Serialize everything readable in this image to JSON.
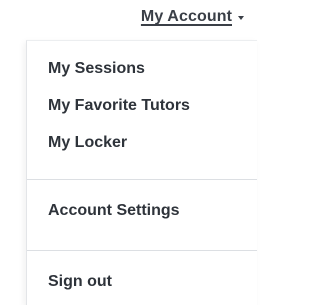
{
  "header": {
    "account_label": "My Account"
  },
  "menu": {
    "primary": [
      {
        "label": "My Sessions"
      },
      {
        "label": "My Favorite Tutors"
      },
      {
        "label": "My Locker"
      }
    ],
    "settings_label": "Account Settings",
    "signout_label": "Sign out"
  },
  "icons": {
    "caret": "chevron-down-icon"
  },
  "colors": {
    "text": "#2e333a",
    "divider": "#dcdfe3"
  }
}
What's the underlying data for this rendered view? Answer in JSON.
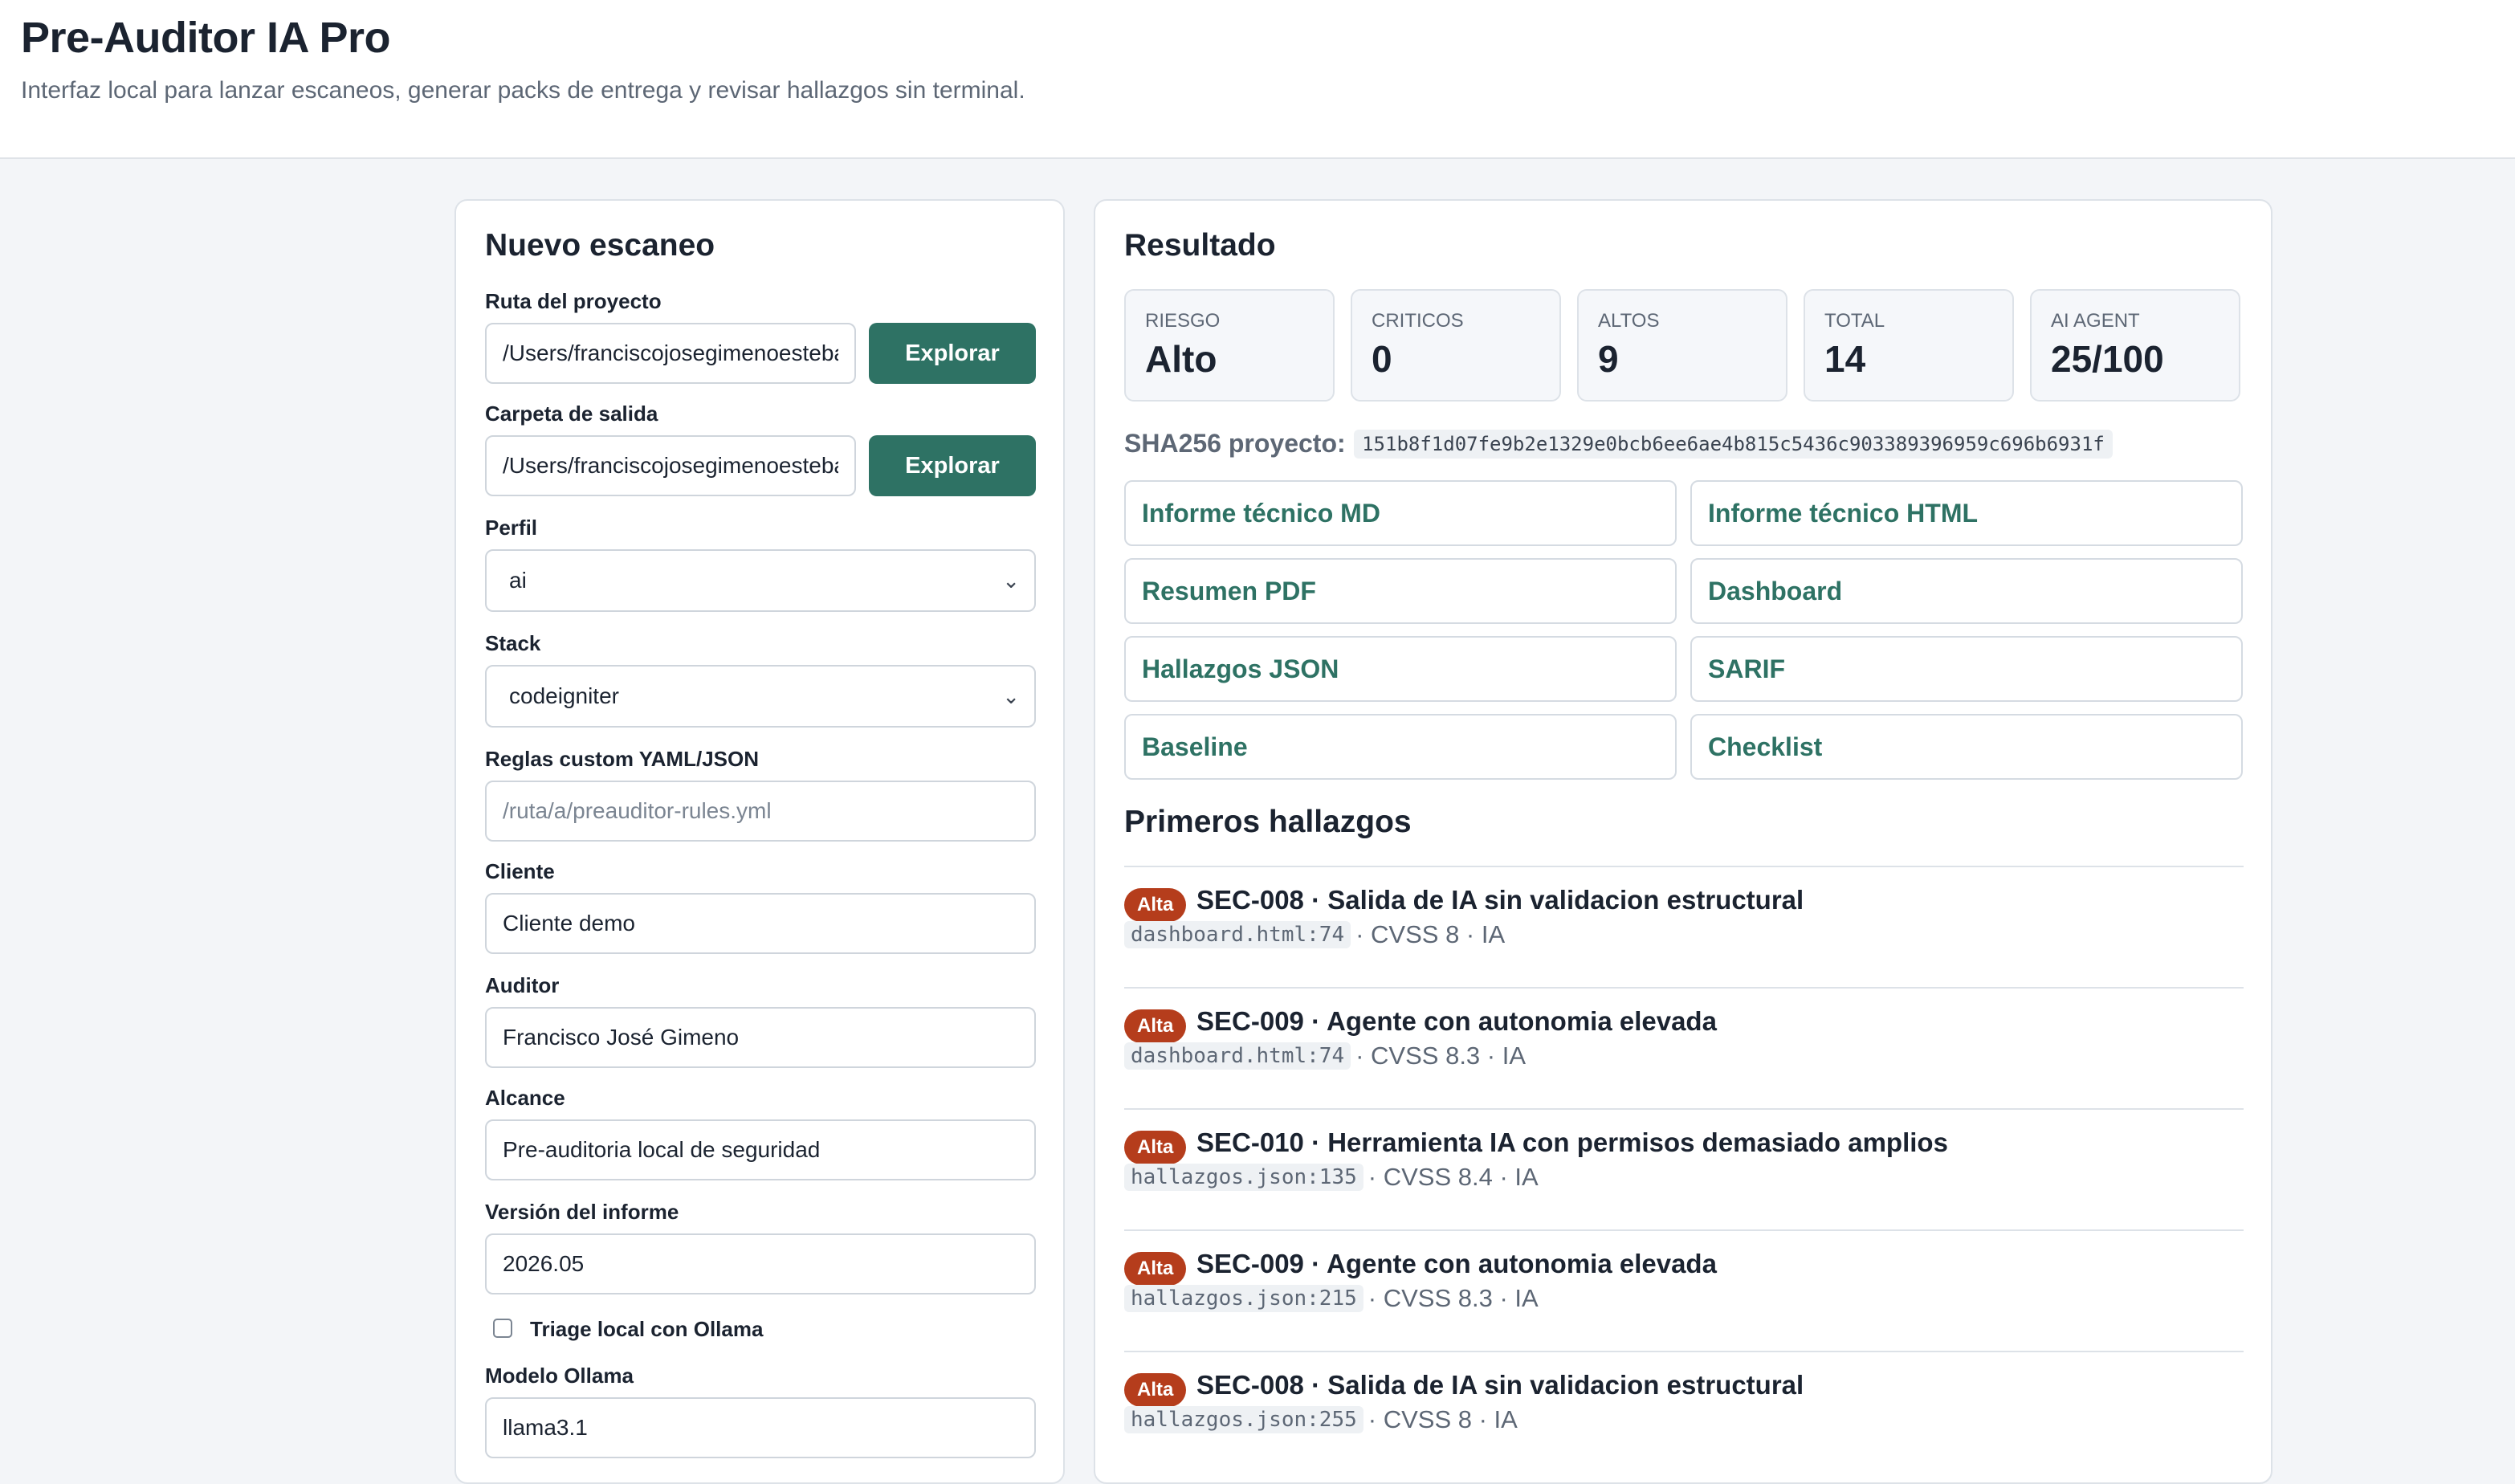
{
  "header": {
    "title": "Pre-Auditor IA Pro",
    "subtitle": "Interfaz local para lanzar escaneos, generar packs de entrega y revisar hallazgos sin terminal."
  },
  "scan_form": {
    "title": "Nuevo escaneo",
    "project_path": {
      "label": "Ruta del proyecto",
      "value": "/Users/franciscojosegimenoestebanez",
      "button": "Explorar"
    },
    "output_folder": {
      "label": "Carpeta de salida",
      "value": "/Users/franciscojosegimenoestebanez",
      "button": "Explorar"
    },
    "profile": {
      "label": "Perfil",
      "value": "ai"
    },
    "stack": {
      "label": "Stack",
      "value": "codeigniter"
    },
    "custom_rules": {
      "label": "Reglas custom YAML/JSON",
      "placeholder": "/ruta/a/preauditor-rules.yml"
    },
    "client": {
      "label": "Cliente",
      "value": "Cliente demo"
    },
    "auditor": {
      "label": "Auditor",
      "value": "Francisco José Gimeno"
    },
    "scope": {
      "label": "Alcance",
      "value": "Pre-auditoria local de seguridad"
    },
    "report_version": {
      "label": "Versión del informe",
      "value": "2026.05"
    },
    "ollama_triage": {
      "label": "Triage local con Ollama",
      "checked": false
    },
    "ollama_model": {
      "label": "Modelo Ollama",
      "value": "llama3.1"
    }
  },
  "result": {
    "title": "Resultado",
    "stats": [
      {
        "label": "Riesgo",
        "value": "Alto"
      },
      {
        "label": "Criticos",
        "value": "0"
      },
      {
        "label": "Altos",
        "value": "9"
      },
      {
        "label": "Total",
        "value": "14"
      },
      {
        "label": "AI Agent",
        "value": "25/100"
      }
    ],
    "sha_label": "SHA256 proyecto:",
    "sha_value": "151b8f1d07fe9b2e1329e0bcb6ee6ae4b815c5436c903389396959c696b6931f",
    "links": [
      "Informe técnico MD",
      "Informe técnico HTML",
      "Resumen PDF",
      "Dashboard",
      "Hallazgos JSON",
      "SARIF",
      "Baseline",
      "Checklist"
    ],
    "findings_title": "Primeros hallazgos",
    "findings": [
      {
        "severity": "Alta",
        "title": "SEC-008 · Salida de IA sin validacion estructural",
        "file": "dashboard.html:74",
        "meta": "· CVSS 8 · IA"
      },
      {
        "severity": "Alta",
        "title": "SEC-009 · Agente con autonomia elevada",
        "file": "dashboard.html:74",
        "meta": "· CVSS 8.3 · IA"
      },
      {
        "severity": "Alta",
        "title": "SEC-010 · Herramienta IA con permisos demasiado amplios",
        "file": "hallazgos.json:135",
        "meta": "· CVSS 8.4 · IA"
      },
      {
        "severity": "Alta",
        "title": "SEC-009 · Agente con autonomia elevada",
        "file": "hallazgos.json:215",
        "meta": "· CVSS 8.3 · IA"
      },
      {
        "severity": "Alta",
        "title": "SEC-008 · Salida de IA sin validacion estructural",
        "file": "hallazgos.json:255",
        "meta": "· CVSS 8 · IA"
      }
    ]
  }
}
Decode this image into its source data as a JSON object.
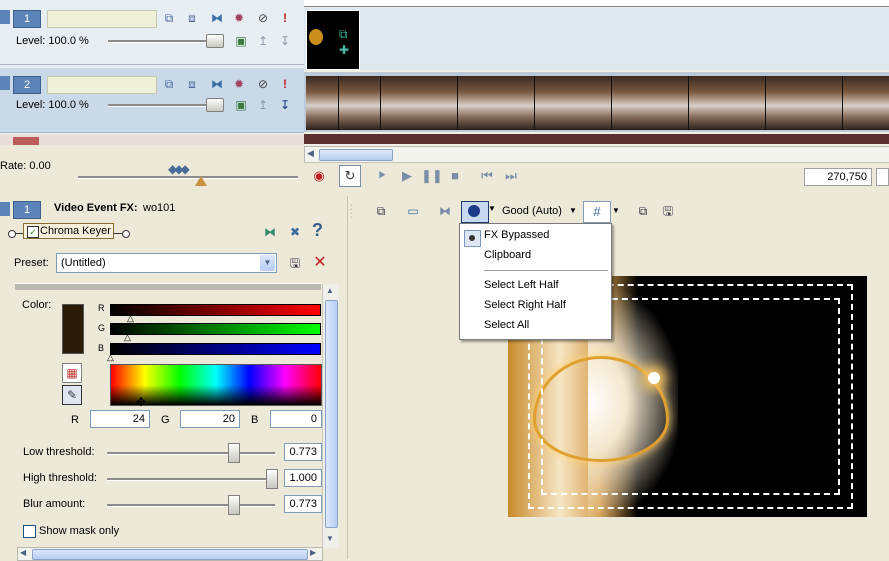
{
  "tracks": [
    {
      "number": "1",
      "level_label": "Level: 100.0 %"
    },
    {
      "number": "2",
      "level_label": "Level: 100.0 %"
    }
  ],
  "rate_label": "Rate: 0.00",
  "transport": {
    "timecode": "270,750"
  },
  "fx_panel": {
    "track_number": "1",
    "title": "Video Event FX:",
    "event_name": "wo101",
    "plugin_name": "Chroma Keyer",
    "preset_label": "Preset:",
    "preset_value": "(Untitled)",
    "color_label": "Color:",
    "channel_r": "R",
    "channel_g": "G",
    "channel_b": "B",
    "r_value": "24",
    "g_value": "20",
    "b_value": "0",
    "low_threshold_label": "Low threshold:",
    "low_threshold_value": "0.773",
    "high_threshold_label": "High threshold:",
    "high_threshold_value": "1.000",
    "blur_label": "Blur amount:",
    "blur_value": "0.773",
    "show_mask_label": "Show mask only",
    "swatch_color": "#2a1a08"
  },
  "preview_toolbar": {
    "quality": "Good (Auto)"
  },
  "split_menu": {
    "items": [
      "FX Bypassed",
      "Clipboard",
      "Select Left Half",
      "Select Right Half",
      "Select All"
    ]
  },
  "colors": {
    "accent": "#5c84b8",
    "track2_bg": "#c9d9e8",
    "menu_border": "#7a7a7a"
  }
}
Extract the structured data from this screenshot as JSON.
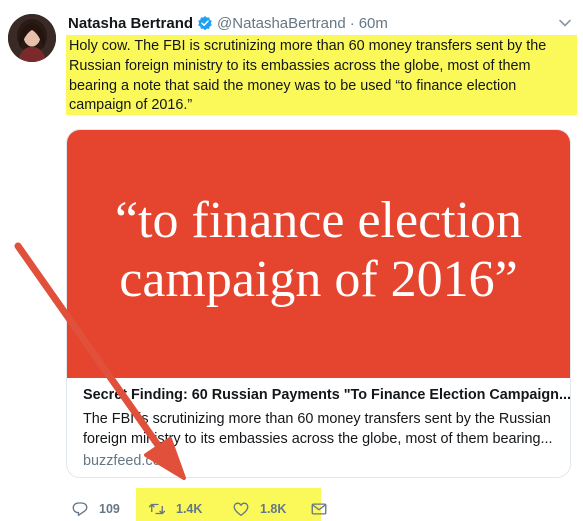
{
  "tweet": {
    "author_name": "Natasha Bertrand",
    "handle": "@NatashaBertrand",
    "separator": "·",
    "time": "60m",
    "text": "Holy cow. The FBI is scrutinizing more than 60 money transfers sent by the Russian foreign ministry to its embassies across the globe, most of them bearing a note that said the money was to be used “to finance election campaign of 2016.”"
  },
  "card": {
    "image_line_1": "“to finance election",
    "image_line_2": "campaign of 2016”",
    "image_bg": "#e5452e",
    "title": "Secret Finding: 60 Russian Payments \"To Finance Election Campaign...",
    "description": "The FBI is scrutinizing more than 60 money transfers sent by the Russian foreign ministry to its embassies across the globe, most of them bearing...",
    "domain": "buzzfeed.com"
  },
  "actions": {
    "reply_count": "109",
    "retweet_count": "1.4K",
    "like_count": "1.8K"
  },
  "icons": {
    "avatar": "avatar",
    "verified": "verified-badge-icon",
    "chevron": "chevron-down-icon",
    "reply": "reply-icon",
    "retweet": "retweet-icon",
    "like": "heart-icon",
    "dm": "envelope-icon"
  },
  "colors": {
    "highlight": "#fbf95a",
    "arrow": "#e0503a",
    "verified": "#1da1f2",
    "muted": "#657786"
  }
}
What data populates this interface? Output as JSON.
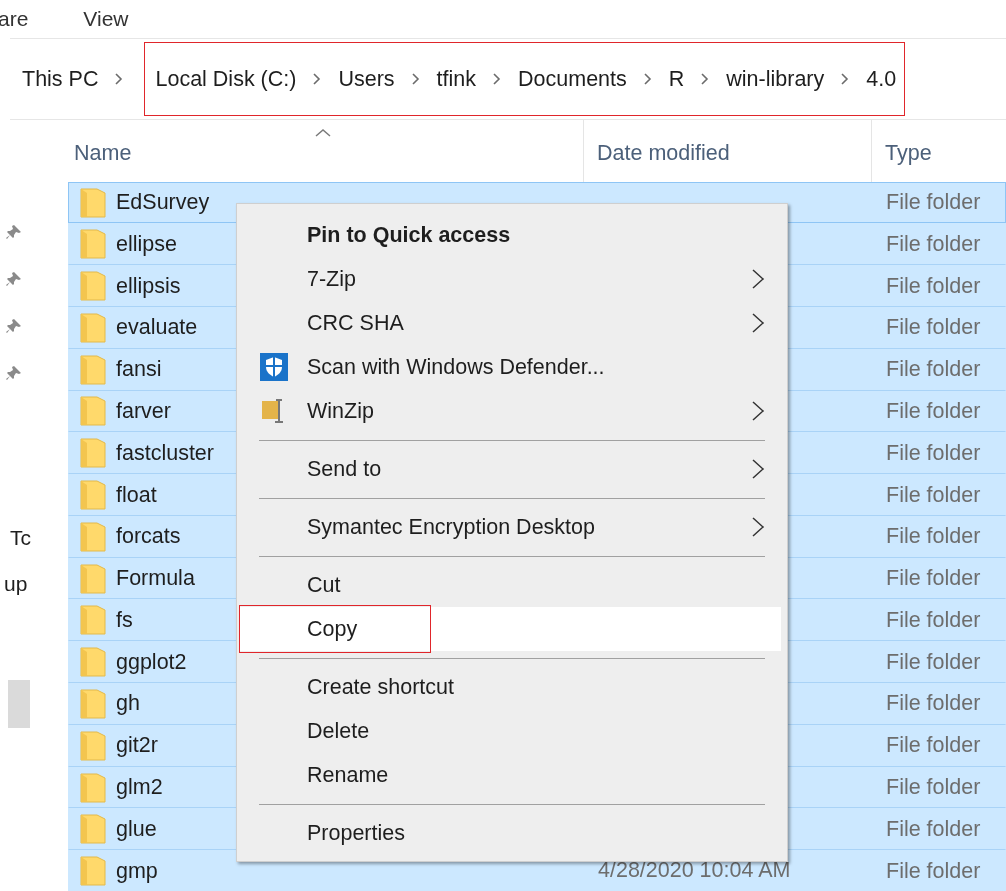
{
  "ribbon_tabs": [
    {
      "label": "are"
    },
    {
      "label": "View"
    }
  ],
  "breadcrumb": [
    "This PC"
  ],
  "highlighted_breadcrumb": [
    "Local Disk (C:)",
    "Users",
    "tfink",
    "Documents",
    "R",
    "win-library",
    "4.0"
  ],
  "nav_pane": {
    "labels": [
      "Tc",
      "up"
    ]
  },
  "columns": [
    "Name",
    "Date modified",
    "Type"
  ],
  "rows": [
    {
      "name": "EdSurvey",
      "type": "File folder",
      "focused": true
    },
    {
      "name": "ellipse",
      "type": "File folder",
      "focused": false
    },
    {
      "name": "ellipsis",
      "type": "File folder",
      "focused": false
    },
    {
      "name": "evaluate",
      "type": "File folder",
      "focused": false
    },
    {
      "name": "fansi",
      "type": "File folder",
      "focused": false
    },
    {
      "name": "farver",
      "type": "File folder",
      "focused": false
    },
    {
      "name": "fastcluster",
      "type": "File folder",
      "focused": false
    },
    {
      "name": "float",
      "type": "File folder",
      "focused": false
    },
    {
      "name": "forcats",
      "type": "File folder",
      "focused": false
    },
    {
      "name": "Formula",
      "type": "File folder",
      "focused": false
    },
    {
      "name": "fs",
      "type": "File folder",
      "focused": false
    },
    {
      "name": "ggplot2",
      "type": "File folder",
      "focused": false
    },
    {
      "name": "gh",
      "type": "File folder",
      "focused": false
    },
    {
      "name": "git2r",
      "type": "File folder",
      "focused": false
    },
    {
      "name": "glm2",
      "type": "File folder",
      "focused": false
    },
    {
      "name": "glue",
      "type": "File folder",
      "focused": false
    },
    {
      "name": "gmp",
      "date": "4/28/2020 10:04 AM",
      "type": "File folder",
      "focused": false
    }
  ],
  "context_menu": [
    {
      "kind": "plain",
      "label": "Pin to Quick access",
      "bold": true,
      "submenu": false,
      "selected": false,
      "highlighted": false
    },
    {
      "kind": "plain",
      "label": "7-Zip",
      "bold": false,
      "submenu": true,
      "selected": false,
      "highlighted": false
    },
    {
      "kind": "plain",
      "label": "CRC SHA",
      "bold": false,
      "submenu": true,
      "selected": false,
      "highlighted": false
    },
    {
      "kind": "shield",
      "label": "Scan with Windows Defender...",
      "bold": false,
      "submenu": false,
      "selected": false,
      "highlighted": false
    },
    {
      "kind": "archive",
      "label": "WinZip",
      "bold": false,
      "submenu": true,
      "selected": false,
      "highlighted": false
    },
    {
      "kind": "separator"
    },
    {
      "kind": "plain",
      "label": "Send to",
      "bold": false,
      "submenu": true,
      "selected": false,
      "highlighted": false
    },
    {
      "kind": "separator"
    },
    {
      "kind": "plain",
      "label": "Symantec Encryption Desktop",
      "bold": false,
      "submenu": true,
      "selected": false,
      "highlighted": false
    },
    {
      "kind": "separator"
    },
    {
      "kind": "plain",
      "label": "Cut",
      "bold": false,
      "submenu": false,
      "selected": false,
      "highlighted": false
    },
    {
      "kind": "plain",
      "label": "Copy",
      "bold": false,
      "submenu": false,
      "selected": true,
      "highlighted": true
    },
    {
      "kind": "separator"
    },
    {
      "kind": "plain",
      "label": "Create shortcut",
      "bold": false,
      "submenu": false,
      "selected": false,
      "highlighted": false
    },
    {
      "kind": "plain",
      "label": "Delete",
      "bold": false,
      "submenu": false,
      "selected": false,
      "highlighted": false
    },
    {
      "kind": "plain",
      "label": "Rename",
      "bold": false,
      "submenu": false,
      "selected": false,
      "highlighted": false
    },
    {
      "kind": "separator"
    },
    {
      "kind": "plain",
      "label": "Properties",
      "bold": false,
      "submenu": false,
      "selected": false,
      "highlighted": false
    }
  ]
}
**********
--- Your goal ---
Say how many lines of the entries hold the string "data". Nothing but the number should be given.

--- Solution to the exercise ---
4